According to Pakistan’s Interior Minister Rehman Malik, the military has surrounded the leader of the Tehreek-e Taliban Pakistan (TTP)’s Swat Valley auxiliary, Maulana Fazlullah, and he will soon be captured. Malik touted the impending capture as a great victory, and insisted the government has broken the back of “anti-state” elements in the restive valley.
The news comes just days after the military announced that it had captured the group’s spokesman Muslim Khan and several other figures from the group. This has fueled hope that the after months of open warfare Swat may soon return to normalcy.
Yet the reality is something else entirely. The war against the TTP has destroyed much of the valley’s infrastructure, and estimates from the World Bank say it will take a minimum of $2.5 billion to repair the area, and will take at least three years. Likewise, the surprising number of landmines and other unexploded ordinance that are laying around the area have created considerable casualties among returning refugees.
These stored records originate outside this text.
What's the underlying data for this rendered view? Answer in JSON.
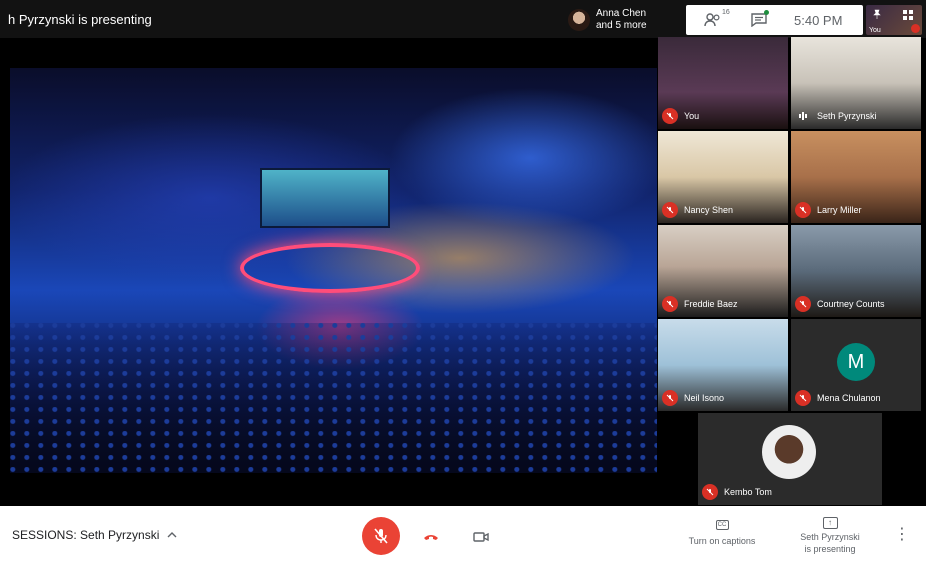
{
  "topbar": {
    "presenting_title": "h Pyrzynski is presenting",
    "people_chip": {
      "name": "Anna Chen",
      "more": "and 5 more"
    },
    "participants_count": "16",
    "clock": "5:40 PM",
    "self_label": "You"
  },
  "participants": [
    {
      "name": "You",
      "photo": "#5a3a55"
    },
    {
      "name": "Seth Pyrzynski",
      "photo": "#c8c2b8"
    },
    {
      "name": "Nancy Shen",
      "photo": "#d9c7a6"
    },
    {
      "name": "Larry Miller",
      "photo": "#a8704a"
    },
    {
      "name": "Freddie Baez",
      "photo": "#b9a596"
    },
    {
      "name": "Courtney Counts",
      "photo": "#5a6a7a"
    },
    {
      "name": "Neil Isono",
      "photo": "#9ec1d8"
    },
    {
      "name": "Mena Chulanon",
      "initial": "M",
      "color": "#00897b"
    },
    {
      "name": "Kembo Tom"
    }
  ],
  "bottombar": {
    "session_label": "SESSIONS: Seth Pyrzynski",
    "captions_label": "Turn on captions",
    "presenting_line1": "Seth Pyrzynski",
    "presenting_line2": "is presenting"
  },
  "colors": {
    "accent_red": "#ea4335",
    "tile_bg": "#2b2b2b",
    "avatar_teal": "#00897b"
  }
}
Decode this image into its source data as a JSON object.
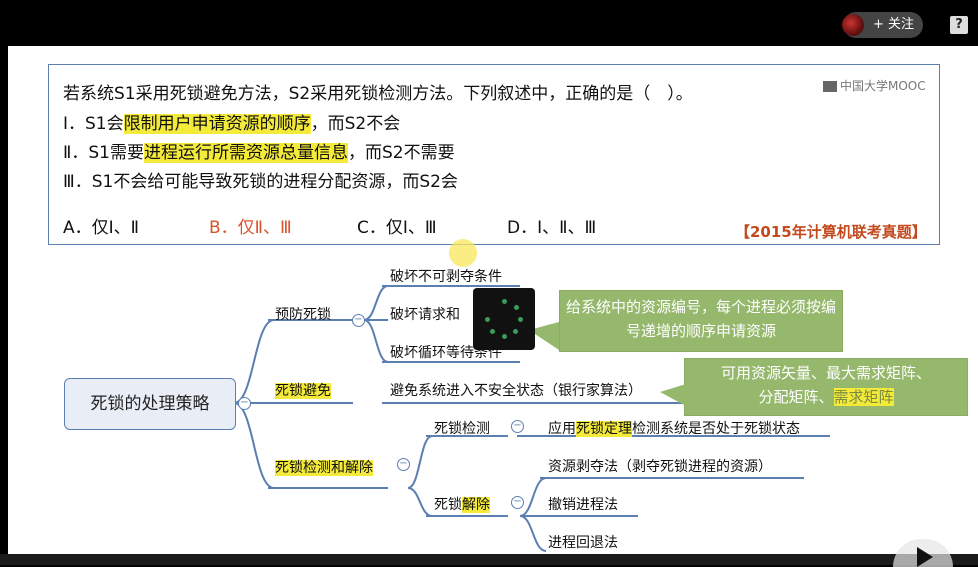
{
  "topbar": {
    "follow_label": "+ 关注",
    "help": "?"
  },
  "question": {
    "stem": "若系统S1采用死锁避免方法，S2采用死锁检测方法。下列叙述中，正确的是（　）。",
    "line1_pre": "Ⅰ．S1会",
    "line1_hl": "限制用户申请资源的顺序",
    "line1_post": "，而S2不会",
    "line2_pre": "Ⅱ．S1需要",
    "line2_hl": "进程运行所需资源总量信息",
    "line2_post": "，而S2不需要",
    "line3": "Ⅲ．S1不会给可能导致死锁的进程分配资源，而S2会",
    "opt_a": "A．仅Ⅰ、Ⅱ",
    "opt_b": "B．仅Ⅱ、Ⅲ",
    "opt_c": "C．仅Ⅰ、Ⅲ",
    "opt_d": "D．Ⅰ、Ⅱ、Ⅲ",
    "source": "【2015年计算机联考真题】",
    "logo": "中国大学MOOC",
    "colors": {
      "highlight": "#f4ea3a",
      "answer": "#d9532b",
      "source": "#c34a1e"
    }
  },
  "mindmap": {
    "root": "死锁的处理策略",
    "prevent": "预防死锁",
    "prevent_1": "破坏不可剥夺条件",
    "prevent_2": "破坏请求和",
    "prevent_3": "破坏循环等待条件",
    "avoid": "死锁避免",
    "avoid_1": "避免系统进入不安全状态（银行家算法）",
    "detect_resolve": "死锁检测和解除",
    "detect": "死锁检测",
    "detect_1_pre": "应用",
    "detect_1_hl": "死锁定理",
    "detect_1_post": "检测系统是否处于死锁状态",
    "resolve_pre": "死锁",
    "resolve_hl": "解除",
    "resolve_1": "资源剥夺法（剥夺死锁进程的资源）",
    "resolve_2": "撤销进程法",
    "resolve_3": "进程回退法",
    "note1": "给系统中的资源编号，每个进程必须按编号递增的顺序申请资源",
    "note2_a": "可用资源矢量、最大需求矩阵、",
    "note2_b": "分配矩阵、",
    "note2_hl": "需求矩阵",
    "colors": {
      "line": "#5a7fb0",
      "note": "#96b86c"
    }
  }
}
Moreover, even if one assumes the military has finally thoroughly defeated one of the TTP’s smaller auxiliaries, the problems that created the unrest in the first place remain, and the Tehreek-e Nifaz-e Shariat-e Muhammadi (TNSM), which has always been the much larger opposition group in the Swat and the rest of Malakand, has remained largely untouched by the offensive.